The average age of a first-time homebuyer has remained fairly stable over the years, while the average age of repeat homebuyers continues to rise. You only need to determine your readiness to begin the homebuying process based on your individual financial situation and the current housing market, regardless of your age. However, you'll have plenty of other homebuyers to compete with, so alternatively, looking for homes in the winter could give you a competitive edge with the homes that are available at the time. Waiting to buy a home can be a good decision if you're not in a financial position to buy a property at a younger age.

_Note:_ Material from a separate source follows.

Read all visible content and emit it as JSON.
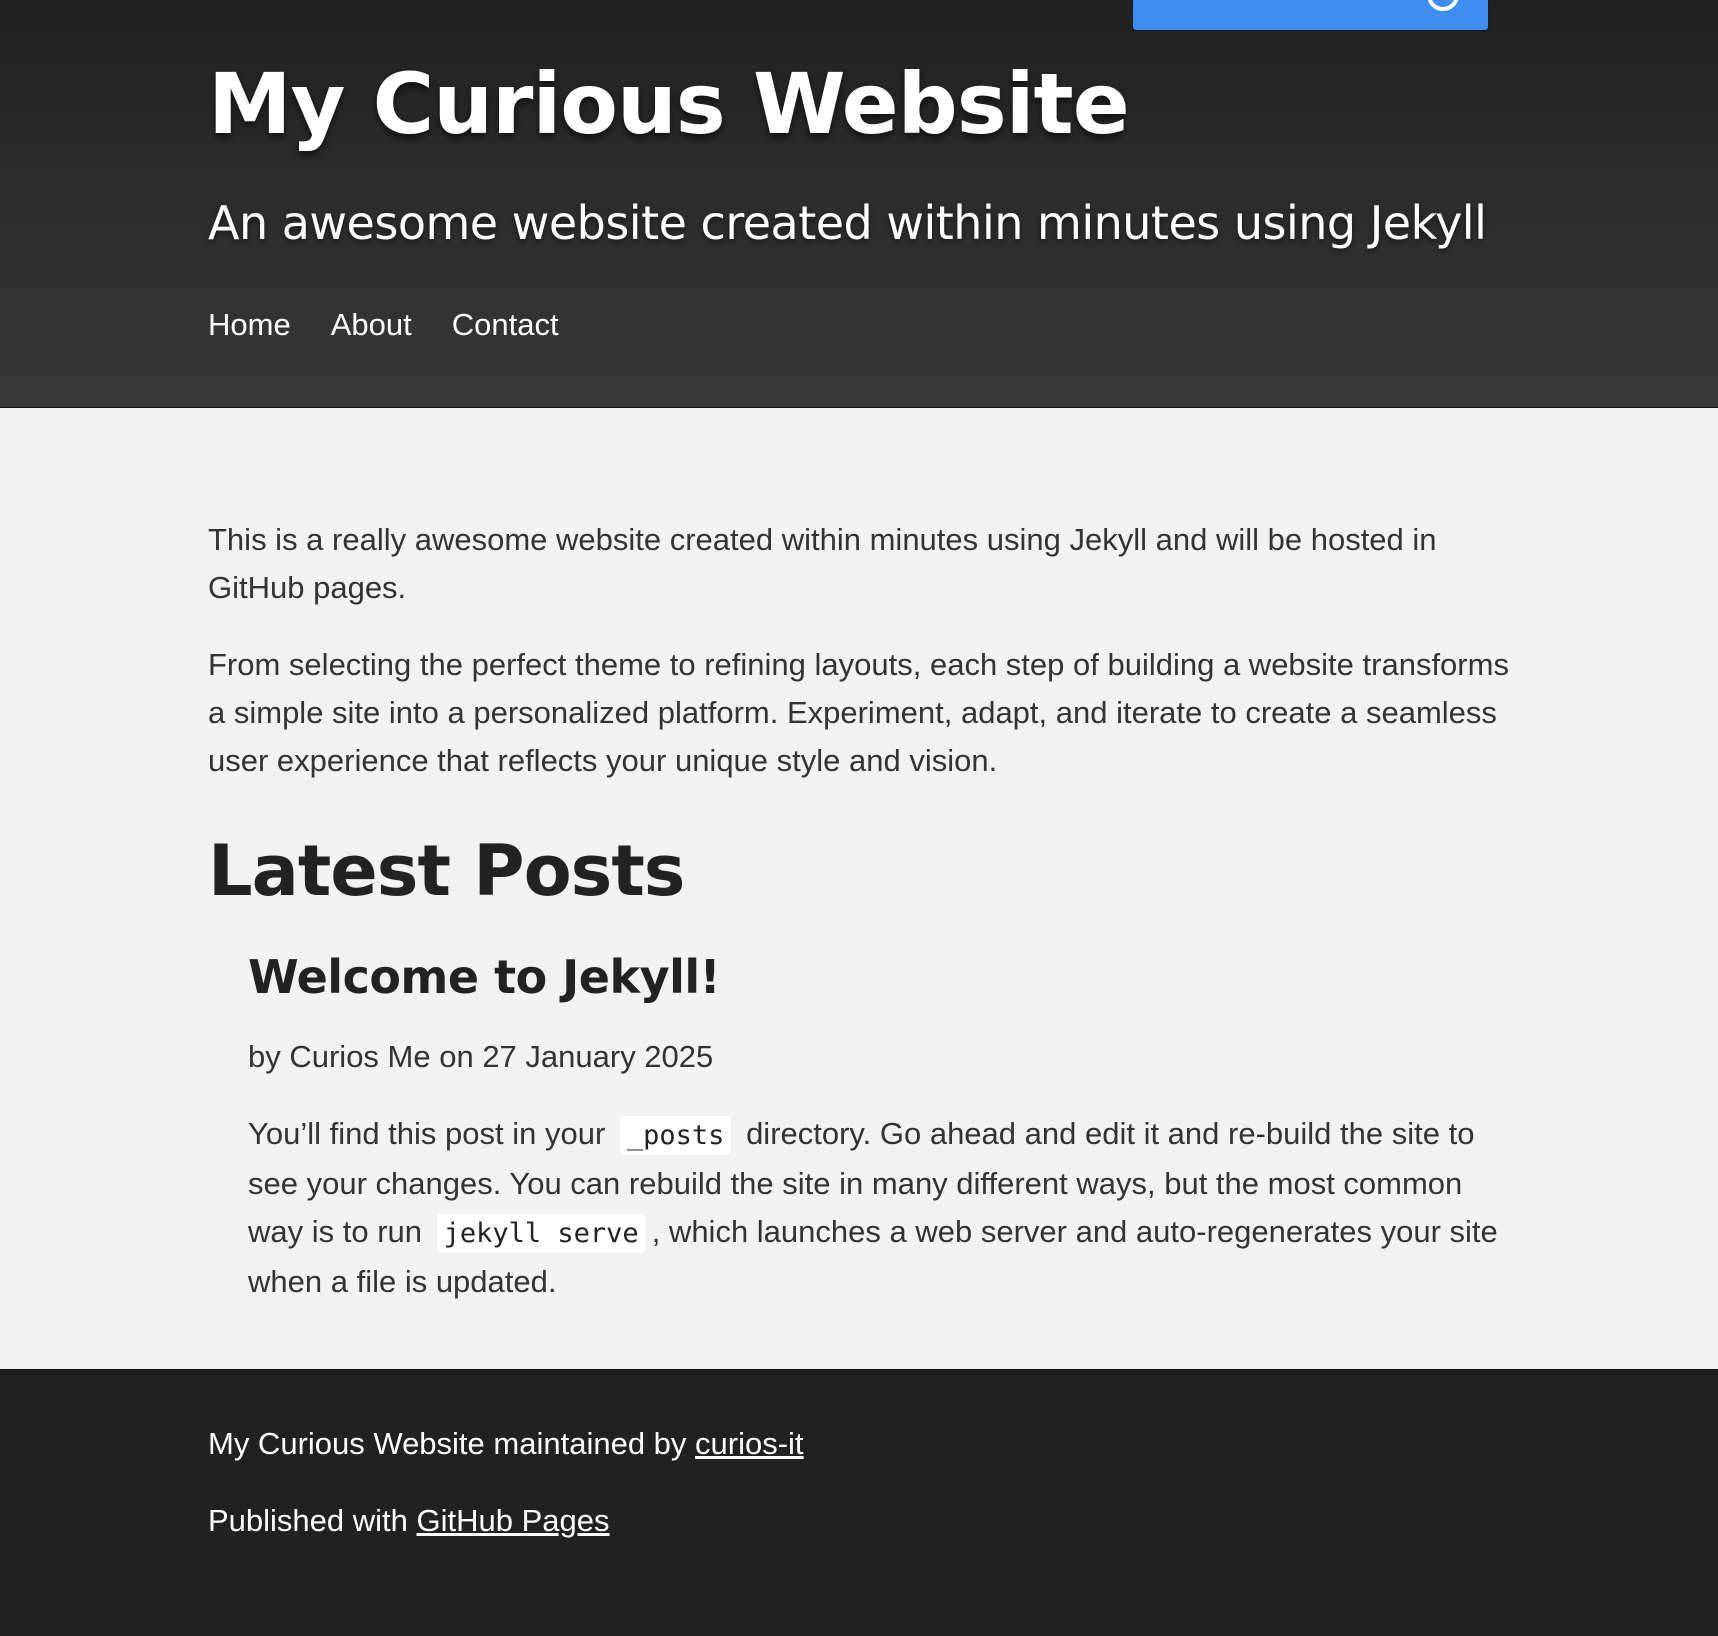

A study conducted by the National Association of Realtors and the nonprofit American Student Assistance found that 83% of nonhomeowners said student loan debt delayed their ability to buy a first home. These programs are usually available through your State Housing Finance Agency, which are state-authorized organizations that help local residents find affordable housing. Ultimately, the best time of year to buy a home is when you are financially and emotionally ready to move forward with this important life milestone. In other words, while home prices are growing at a slower pace than before, don't expect a buyer's market soon.
Most states have a housing department that provides access and details to first-time homebuying programs. While the average age of first-time homebuyers increased in a year, the increase reflects a number of difficulties Americans face when looking for a home. The debt-to-income ratio, also known as the DTI ratio, is a metric that mortgage companies use to determine if you can afford a mortgage. That means if you want a large inventory of homes to choose from, spring or summer may be the best time to buy.
Having a place to live is a necessity, and buying a home is a rite of passage that many Americans are eager to undertake if they can afford it. Whether you want to become a first-time homebuyer in Arizona or a first-time homebuyer in Hawaii, there are many different programs to help you achieve your goal. According to a recent Urban Institute study, today's seniors became homeowners at a younger age than today's young adults. To explain such a drastic increase in age, The Urban Institute looked at why millions of Americans are not buying homes and found that, as expected, cost played a major factor.